- **Work instructions**
Every line below that includes the word "your" needs to be copied.

App and web page records:
#####
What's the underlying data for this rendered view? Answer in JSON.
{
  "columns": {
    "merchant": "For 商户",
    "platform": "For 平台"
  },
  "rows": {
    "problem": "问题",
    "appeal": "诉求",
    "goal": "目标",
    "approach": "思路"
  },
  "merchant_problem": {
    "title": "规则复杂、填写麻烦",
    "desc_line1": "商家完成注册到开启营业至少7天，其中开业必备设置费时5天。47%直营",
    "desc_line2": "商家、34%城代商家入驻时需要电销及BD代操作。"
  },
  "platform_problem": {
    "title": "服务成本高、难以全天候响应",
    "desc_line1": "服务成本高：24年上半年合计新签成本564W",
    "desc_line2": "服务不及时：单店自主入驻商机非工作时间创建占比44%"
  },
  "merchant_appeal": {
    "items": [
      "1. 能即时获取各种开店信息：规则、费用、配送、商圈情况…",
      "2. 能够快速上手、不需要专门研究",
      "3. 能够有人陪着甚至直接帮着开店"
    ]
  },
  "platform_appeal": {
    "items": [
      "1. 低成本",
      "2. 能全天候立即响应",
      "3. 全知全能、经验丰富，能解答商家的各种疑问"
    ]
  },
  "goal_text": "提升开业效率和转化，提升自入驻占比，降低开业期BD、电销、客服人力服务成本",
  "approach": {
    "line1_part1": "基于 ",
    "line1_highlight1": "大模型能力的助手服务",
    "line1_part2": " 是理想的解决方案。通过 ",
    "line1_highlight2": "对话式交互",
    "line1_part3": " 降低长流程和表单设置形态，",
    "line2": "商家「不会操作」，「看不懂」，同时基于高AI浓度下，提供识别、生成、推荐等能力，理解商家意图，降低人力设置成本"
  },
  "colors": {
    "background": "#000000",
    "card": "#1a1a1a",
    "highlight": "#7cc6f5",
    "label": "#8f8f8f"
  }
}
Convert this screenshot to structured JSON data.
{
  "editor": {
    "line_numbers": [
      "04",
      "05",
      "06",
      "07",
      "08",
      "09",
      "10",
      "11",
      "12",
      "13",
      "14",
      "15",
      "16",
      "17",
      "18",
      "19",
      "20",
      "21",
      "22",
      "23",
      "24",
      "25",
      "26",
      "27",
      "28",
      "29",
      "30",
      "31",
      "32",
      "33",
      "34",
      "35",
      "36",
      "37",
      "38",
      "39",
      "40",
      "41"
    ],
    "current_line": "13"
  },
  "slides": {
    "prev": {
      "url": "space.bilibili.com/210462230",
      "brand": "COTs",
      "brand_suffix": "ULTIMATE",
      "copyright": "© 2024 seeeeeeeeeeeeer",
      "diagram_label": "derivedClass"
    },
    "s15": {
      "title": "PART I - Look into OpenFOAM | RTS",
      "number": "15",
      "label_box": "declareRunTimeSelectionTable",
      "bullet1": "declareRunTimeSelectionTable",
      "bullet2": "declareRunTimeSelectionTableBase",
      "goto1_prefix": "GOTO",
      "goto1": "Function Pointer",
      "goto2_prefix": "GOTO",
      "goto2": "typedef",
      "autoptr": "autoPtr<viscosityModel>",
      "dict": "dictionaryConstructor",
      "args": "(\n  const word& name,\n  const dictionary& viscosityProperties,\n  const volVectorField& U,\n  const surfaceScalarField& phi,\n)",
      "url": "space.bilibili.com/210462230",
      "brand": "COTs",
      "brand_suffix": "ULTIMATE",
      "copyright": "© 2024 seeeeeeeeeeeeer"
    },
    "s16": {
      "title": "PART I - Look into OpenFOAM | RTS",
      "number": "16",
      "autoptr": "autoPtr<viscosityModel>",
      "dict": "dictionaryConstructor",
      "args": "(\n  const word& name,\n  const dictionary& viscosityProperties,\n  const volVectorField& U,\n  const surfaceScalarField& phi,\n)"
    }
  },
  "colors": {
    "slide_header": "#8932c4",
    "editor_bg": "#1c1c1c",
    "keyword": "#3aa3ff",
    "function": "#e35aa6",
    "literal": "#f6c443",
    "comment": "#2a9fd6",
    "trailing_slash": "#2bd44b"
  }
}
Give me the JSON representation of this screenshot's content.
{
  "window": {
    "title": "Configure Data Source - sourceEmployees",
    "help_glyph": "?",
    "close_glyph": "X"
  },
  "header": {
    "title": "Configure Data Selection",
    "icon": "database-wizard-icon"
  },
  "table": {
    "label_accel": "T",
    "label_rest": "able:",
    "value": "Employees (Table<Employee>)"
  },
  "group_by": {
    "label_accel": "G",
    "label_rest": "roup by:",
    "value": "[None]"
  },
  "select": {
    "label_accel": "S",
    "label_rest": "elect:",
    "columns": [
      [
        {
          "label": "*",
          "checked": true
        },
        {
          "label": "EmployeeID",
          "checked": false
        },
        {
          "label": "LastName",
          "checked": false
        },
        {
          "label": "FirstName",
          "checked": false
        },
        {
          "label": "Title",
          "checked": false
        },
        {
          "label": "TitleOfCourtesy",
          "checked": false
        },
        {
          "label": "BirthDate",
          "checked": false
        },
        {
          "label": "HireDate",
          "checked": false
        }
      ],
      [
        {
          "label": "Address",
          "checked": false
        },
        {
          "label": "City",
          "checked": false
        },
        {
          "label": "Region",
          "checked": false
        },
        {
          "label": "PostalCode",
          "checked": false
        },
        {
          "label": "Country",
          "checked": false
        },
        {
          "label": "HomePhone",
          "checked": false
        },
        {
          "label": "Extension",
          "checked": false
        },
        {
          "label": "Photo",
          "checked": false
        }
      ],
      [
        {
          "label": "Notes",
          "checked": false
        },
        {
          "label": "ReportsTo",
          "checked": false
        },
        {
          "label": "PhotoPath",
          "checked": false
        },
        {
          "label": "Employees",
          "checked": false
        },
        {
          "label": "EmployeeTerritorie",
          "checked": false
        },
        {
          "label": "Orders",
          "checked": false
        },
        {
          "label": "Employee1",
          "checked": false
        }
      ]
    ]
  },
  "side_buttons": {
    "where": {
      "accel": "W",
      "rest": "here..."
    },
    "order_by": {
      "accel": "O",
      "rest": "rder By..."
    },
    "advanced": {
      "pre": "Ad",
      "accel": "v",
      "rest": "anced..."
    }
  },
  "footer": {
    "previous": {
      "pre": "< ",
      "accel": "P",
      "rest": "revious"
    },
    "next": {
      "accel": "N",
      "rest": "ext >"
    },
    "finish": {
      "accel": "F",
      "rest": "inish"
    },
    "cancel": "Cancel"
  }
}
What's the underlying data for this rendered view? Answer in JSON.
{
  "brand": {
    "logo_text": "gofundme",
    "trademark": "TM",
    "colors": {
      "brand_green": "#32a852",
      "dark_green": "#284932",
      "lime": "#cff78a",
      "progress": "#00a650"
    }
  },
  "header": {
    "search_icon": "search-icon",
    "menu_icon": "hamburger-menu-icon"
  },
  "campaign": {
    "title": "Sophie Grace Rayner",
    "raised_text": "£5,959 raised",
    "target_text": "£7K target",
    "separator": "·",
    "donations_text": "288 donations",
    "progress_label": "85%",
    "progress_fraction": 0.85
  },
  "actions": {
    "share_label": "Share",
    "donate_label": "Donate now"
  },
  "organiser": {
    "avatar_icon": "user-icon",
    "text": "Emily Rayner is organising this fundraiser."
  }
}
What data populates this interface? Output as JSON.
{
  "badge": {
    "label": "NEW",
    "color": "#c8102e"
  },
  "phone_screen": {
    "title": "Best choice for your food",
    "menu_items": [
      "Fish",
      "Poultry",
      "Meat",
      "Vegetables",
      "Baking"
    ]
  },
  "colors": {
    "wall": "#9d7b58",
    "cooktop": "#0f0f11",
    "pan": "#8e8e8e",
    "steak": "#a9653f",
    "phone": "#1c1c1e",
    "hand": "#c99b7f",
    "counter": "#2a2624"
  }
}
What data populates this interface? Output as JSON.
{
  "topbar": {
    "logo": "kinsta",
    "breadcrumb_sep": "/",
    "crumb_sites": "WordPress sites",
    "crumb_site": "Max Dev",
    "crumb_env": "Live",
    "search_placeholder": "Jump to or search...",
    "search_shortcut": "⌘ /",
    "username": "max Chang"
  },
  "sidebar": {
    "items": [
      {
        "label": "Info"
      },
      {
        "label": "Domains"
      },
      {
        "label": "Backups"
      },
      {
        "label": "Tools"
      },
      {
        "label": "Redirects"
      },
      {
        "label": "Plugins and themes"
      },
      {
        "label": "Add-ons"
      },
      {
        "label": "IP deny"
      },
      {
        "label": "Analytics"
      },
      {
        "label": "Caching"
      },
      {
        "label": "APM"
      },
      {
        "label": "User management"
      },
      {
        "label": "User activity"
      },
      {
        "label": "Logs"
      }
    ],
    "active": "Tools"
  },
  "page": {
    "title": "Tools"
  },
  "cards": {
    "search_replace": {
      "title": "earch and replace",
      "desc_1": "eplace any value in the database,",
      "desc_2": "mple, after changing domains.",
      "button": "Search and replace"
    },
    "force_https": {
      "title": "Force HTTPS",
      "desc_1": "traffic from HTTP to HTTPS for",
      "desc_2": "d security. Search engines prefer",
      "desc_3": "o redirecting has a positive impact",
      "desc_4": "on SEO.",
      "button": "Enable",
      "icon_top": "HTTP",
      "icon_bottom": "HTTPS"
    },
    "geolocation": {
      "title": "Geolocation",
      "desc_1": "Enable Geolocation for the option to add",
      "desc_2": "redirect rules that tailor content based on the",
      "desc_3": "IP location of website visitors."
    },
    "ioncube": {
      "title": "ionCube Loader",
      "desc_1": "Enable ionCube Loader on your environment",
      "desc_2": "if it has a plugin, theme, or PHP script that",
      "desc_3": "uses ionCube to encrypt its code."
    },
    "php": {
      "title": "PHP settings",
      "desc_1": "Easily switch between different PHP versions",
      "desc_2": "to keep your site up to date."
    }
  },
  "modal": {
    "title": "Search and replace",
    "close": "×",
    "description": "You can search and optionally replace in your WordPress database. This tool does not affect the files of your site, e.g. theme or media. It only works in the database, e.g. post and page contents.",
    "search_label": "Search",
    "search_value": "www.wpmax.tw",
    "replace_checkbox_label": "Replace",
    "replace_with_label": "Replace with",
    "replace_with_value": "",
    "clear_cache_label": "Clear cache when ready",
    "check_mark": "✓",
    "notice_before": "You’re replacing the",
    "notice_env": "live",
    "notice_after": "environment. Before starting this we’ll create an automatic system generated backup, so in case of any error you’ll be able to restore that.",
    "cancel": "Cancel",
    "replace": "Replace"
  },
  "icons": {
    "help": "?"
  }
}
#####
- **Answer below**
    "title": "Best choice for your food",
      "desc_1": "Enable ionCube Loader on your environment",
      "desc_2": "to keep your site up to date."
    "description": "You can search and optionally replace in your WordPress database. This tool does not affect the files of your site, e.g. theme or media. It only works in the database, e.g. post and page contents.",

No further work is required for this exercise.